▸ Brief: Please return the lines of the data that contain "content".

▬▬▬

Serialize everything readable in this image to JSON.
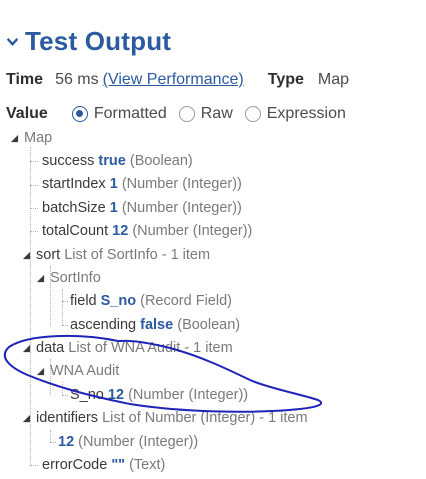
{
  "header": {
    "title": "Test Output",
    "toggle_icon": "chevron-down-icon"
  },
  "meta": {
    "time_label": "Time",
    "time_value": "56 ms",
    "perf_link": "(View Performance)",
    "type_label": "Type",
    "type_value": "Map"
  },
  "value": {
    "label": "Value",
    "options": [
      "Formatted",
      "Raw",
      "Expression"
    ],
    "selected": "Formatted"
  },
  "tree": {
    "root": "Map",
    "success": {
      "key": "success",
      "value": "true",
      "type": "(Boolean)"
    },
    "startIndex": {
      "key": "startIndex",
      "value": "1",
      "type": "(Number (Integer))"
    },
    "batchSize": {
      "key": "batchSize",
      "value": "1",
      "type": "(Number (Integer))"
    },
    "totalCount": {
      "key": "totalCount",
      "value": "12",
      "type": "(Number (Integer))"
    },
    "sort": {
      "key": "sort",
      "type": "List of SortInfo - 1 item"
    },
    "sortinfo": "SortInfo",
    "field": {
      "key": "field",
      "value": "S_no",
      "type": "(Record Field)"
    },
    "ascending": {
      "key": "ascending",
      "value": "false",
      "type": "(Boolean)"
    },
    "data": {
      "key": "data",
      "type": "List of WNA Audit - 1 item"
    },
    "wna": "WNA Audit",
    "sno": {
      "key": "S_no",
      "value": "12",
      "type": "(Number (Integer))"
    },
    "identifiers": {
      "key": "identifiers",
      "type": "List of Number (Integer) - 1 item"
    },
    "ident_item": {
      "value": "12",
      "type": "(Number (Integer))"
    },
    "errorCode": {
      "key": "errorCode",
      "value": "\"\"",
      "type": "(Text)"
    }
  },
  "colors": {
    "accent": "#2b5aa1",
    "annotation": "#1f24b8"
  }
}
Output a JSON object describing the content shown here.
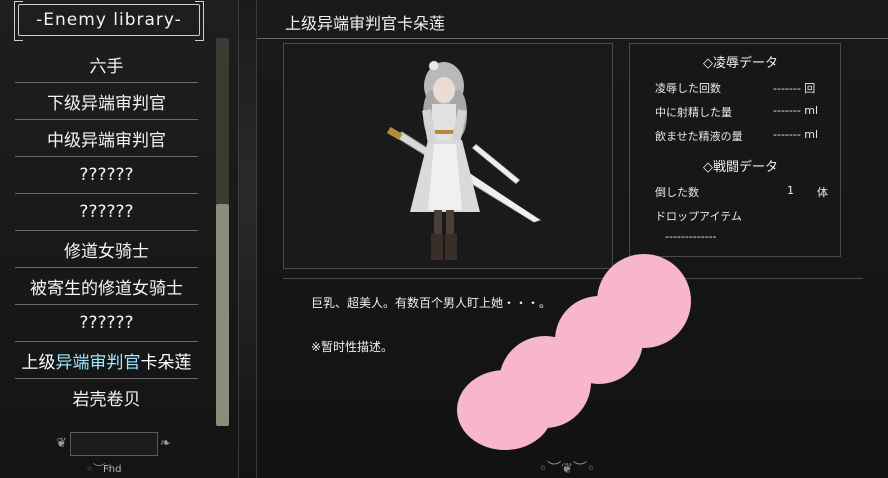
{
  "library": {
    "title": "-Enemy library-",
    "items": [
      {
        "label": "六手"
      },
      {
        "label": "下级异端审判官"
      },
      {
        "label": "中级异端审判官"
      },
      {
        "label": "??????"
      },
      {
        "label": "??????"
      },
      {
        "label": "修道女骑士"
      },
      {
        "label": "被寄生的修道女骑士"
      },
      {
        "label": "??????"
      },
      {
        "label_pre": "上级",
        "label_hl": "异端审判官",
        "label_post": "卡朵莲"
      },
      {
        "label": "岩壳卷贝"
      }
    ],
    "selected_index": 8,
    "scroll_fraction": 0.57
  },
  "enemy": {
    "name": "上级异端审判官卡朵莲"
  },
  "stats": {
    "ryoujoku_header": "◇凌辱データ",
    "ryoujoku_rows": [
      {
        "label": "凌辱した回数",
        "value": "------- 回"
      },
      {
        "label": "中に射精した量",
        "value": "------- ml"
      },
      {
        "label": "飲ませた精液の量",
        "value": "------- ml"
      }
    ],
    "sentou_header": "◇戦闘データ",
    "defeated_label": "倒した数",
    "defeated_value": "1",
    "defeated_unit": "体",
    "drop_label": "ドロップアイテム",
    "drop_value": "-------------"
  },
  "description": {
    "line1": "巨乳、超美人。有数百个男人盯上她・・・。",
    "line2": "※暂时性描述。"
  },
  "footer": {
    "left_text": "Fhd"
  },
  "colors": {
    "highlight": "#9ee8ff",
    "censor": "#f7b6cc"
  }
}
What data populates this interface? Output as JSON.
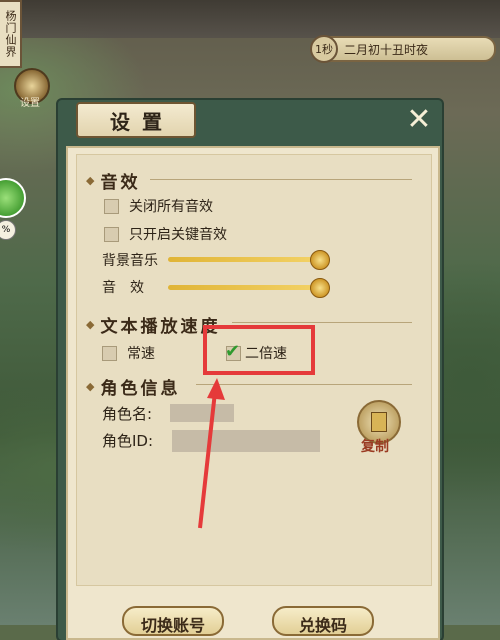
{
  "hud": {
    "left_scroll_text": "杨门仙界",
    "time_seconds": "1秒",
    "time_text": "二月初十丑时夜",
    "corner_label": "设置",
    "small_badge": "%"
  },
  "dialog": {
    "title": "设置",
    "close_label": "✕"
  },
  "sound": {
    "heading": "音效",
    "options": [
      {
        "label": "关闭所有音效",
        "checked": false
      },
      {
        "label": "只开启关键音效",
        "checked": false
      }
    ],
    "sliders": [
      {
        "label": "背景音乐",
        "level": 1.0
      },
      {
        "label": "音　效",
        "level": 1.0
      }
    ]
  },
  "playback": {
    "heading": "文本播放速度",
    "options": [
      {
        "label": "常速",
        "checked": false
      },
      {
        "label": "二倍速",
        "checked": true
      }
    ]
  },
  "role": {
    "heading": "角色信息",
    "name_label": "角色名:",
    "id_label": "角色ID:",
    "copy_label": "复制"
  },
  "footer": {
    "switch_account": "切换账号",
    "redeem_code": "兑换码"
  },
  "colors": {
    "highlight": "#e53a3a",
    "panel_frame": "#3d5a49",
    "check": "#2e9a2e"
  }
}
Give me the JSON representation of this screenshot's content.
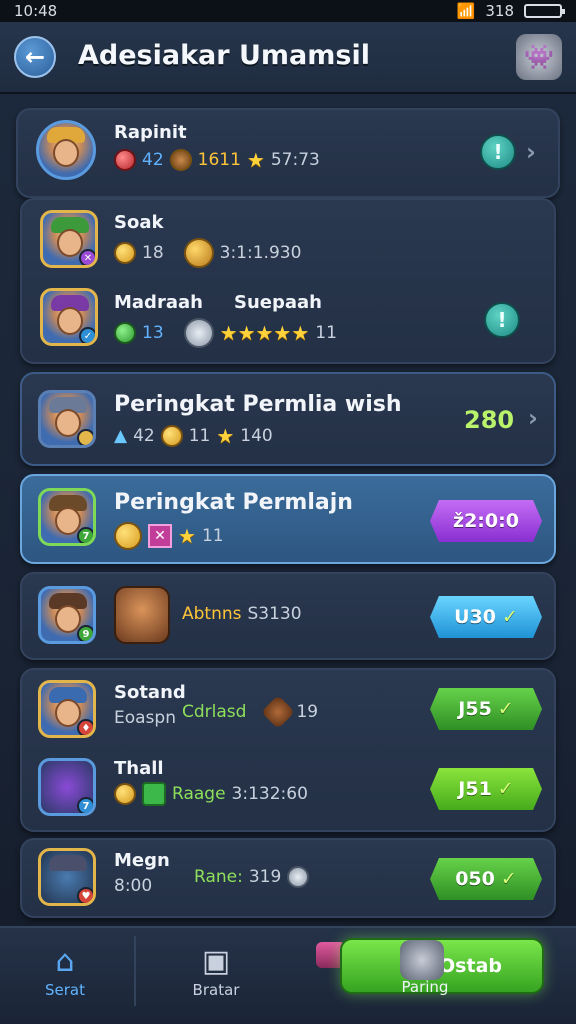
{
  "status": {
    "time": "10:48",
    "icons_left": "2",
    "signal": "318"
  },
  "header": {
    "title": "Adesiakar Umamsil",
    "back_icon": "arrow-left-icon"
  },
  "rows": [
    {
      "name": "Rapinit",
      "v1": "42",
      "v2": "1611",
      "v3": "57:73"
    },
    {
      "name": "Soak",
      "v1": "18",
      "v2": "3:1:1.930"
    },
    {
      "name": "Madraah",
      "v1": "13",
      "name2": "Suepaah",
      "v3": "11"
    },
    {
      "name": "Peringkat Permlia wish",
      "v1": "42",
      "v2": "11",
      "v3": "140",
      "score": "280"
    },
    {
      "name": "Peringkat Permlajn",
      "v3": "11",
      "pill": "ž2:0:0"
    },
    {
      "label": "Abtnns",
      "value": "S3130",
      "pill": "U30"
    },
    {
      "name": "Sotand",
      "sub": "Eoaspn",
      "label": "Cdrlasd",
      "v2": "19",
      "pill": "J55"
    },
    {
      "name": "Thall",
      "label": "Raage",
      "value": "3:132:60",
      "pill": "J51"
    },
    {
      "name": "Megn",
      "sub": "8:00",
      "label": "Rane:",
      "value": "319",
      "pill": "050"
    }
  ],
  "nav": {
    "home": "Serat",
    "mid": "Bratar",
    "play": "Paring",
    "play_btn": "2Ostab"
  }
}
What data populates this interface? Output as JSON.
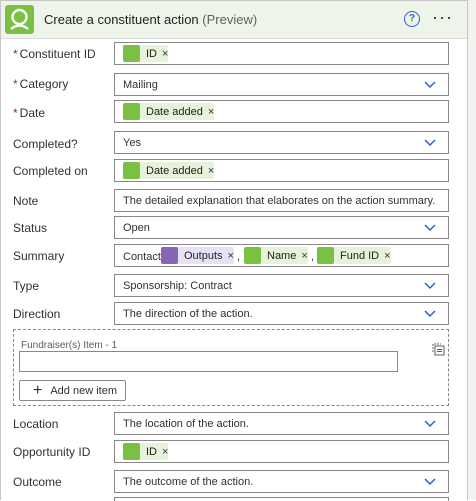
{
  "header": {
    "title": "Create a constituent action",
    "preview": "(Preview)",
    "help_glyph": "?",
    "more_glyph": "···",
    "accent": "#7ac143"
  },
  "fields": {
    "constituent_id": {
      "label": "Constituent ID",
      "required_mark": "*",
      "token": "ID",
      "remove": "×"
    },
    "category": {
      "label": "Category",
      "required_mark": "*",
      "value": "Mailing"
    },
    "date": {
      "label": "Date",
      "required_mark": "*",
      "token": "Date added",
      "remove": "×"
    },
    "completed": {
      "label": "Completed?",
      "value": "Yes"
    },
    "completed_on": {
      "label": "Completed on",
      "token": "Date added",
      "remove": "×"
    },
    "note": {
      "label": "Note",
      "placeholder": "The detailed explanation that elaborates on the action summary."
    },
    "status": {
      "label": "Status",
      "value": "Open"
    },
    "summary": {
      "label": "Summary",
      "prefix": "Contact:",
      "token_outputs": "Outputs",
      "token_name": "Name",
      "token_fund": "Fund ID",
      "remove": "×",
      "sep": ","
    },
    "type": {
      "label": "Type",
      "value": "Sponsorship: Contract"
    },
    "direction": {
      "label": "Direction",
      "placeholder": "The direction of the action."
    },
    "fundraiser": {
      "label": "Fundraiser(s) Item - 1",
      "add_label": "Add new item",
      "plus": "+"
    },
    "location": {
      "label": "Location",
      "placeholder": "The location of the action."
    },
    "opportunity_id": {
      "label": "Opportunity ID",
      "token": "ID",
      "remove": "×"
    },
    "outcome": {
      "label": "Outcome",
      "placeholder": "The outcome of the action."
    }
  }
}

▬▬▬

▸ Solution for this problem:
Output a JSON object describing the content shown here.
Give me the JSON representation of this screenshot's content.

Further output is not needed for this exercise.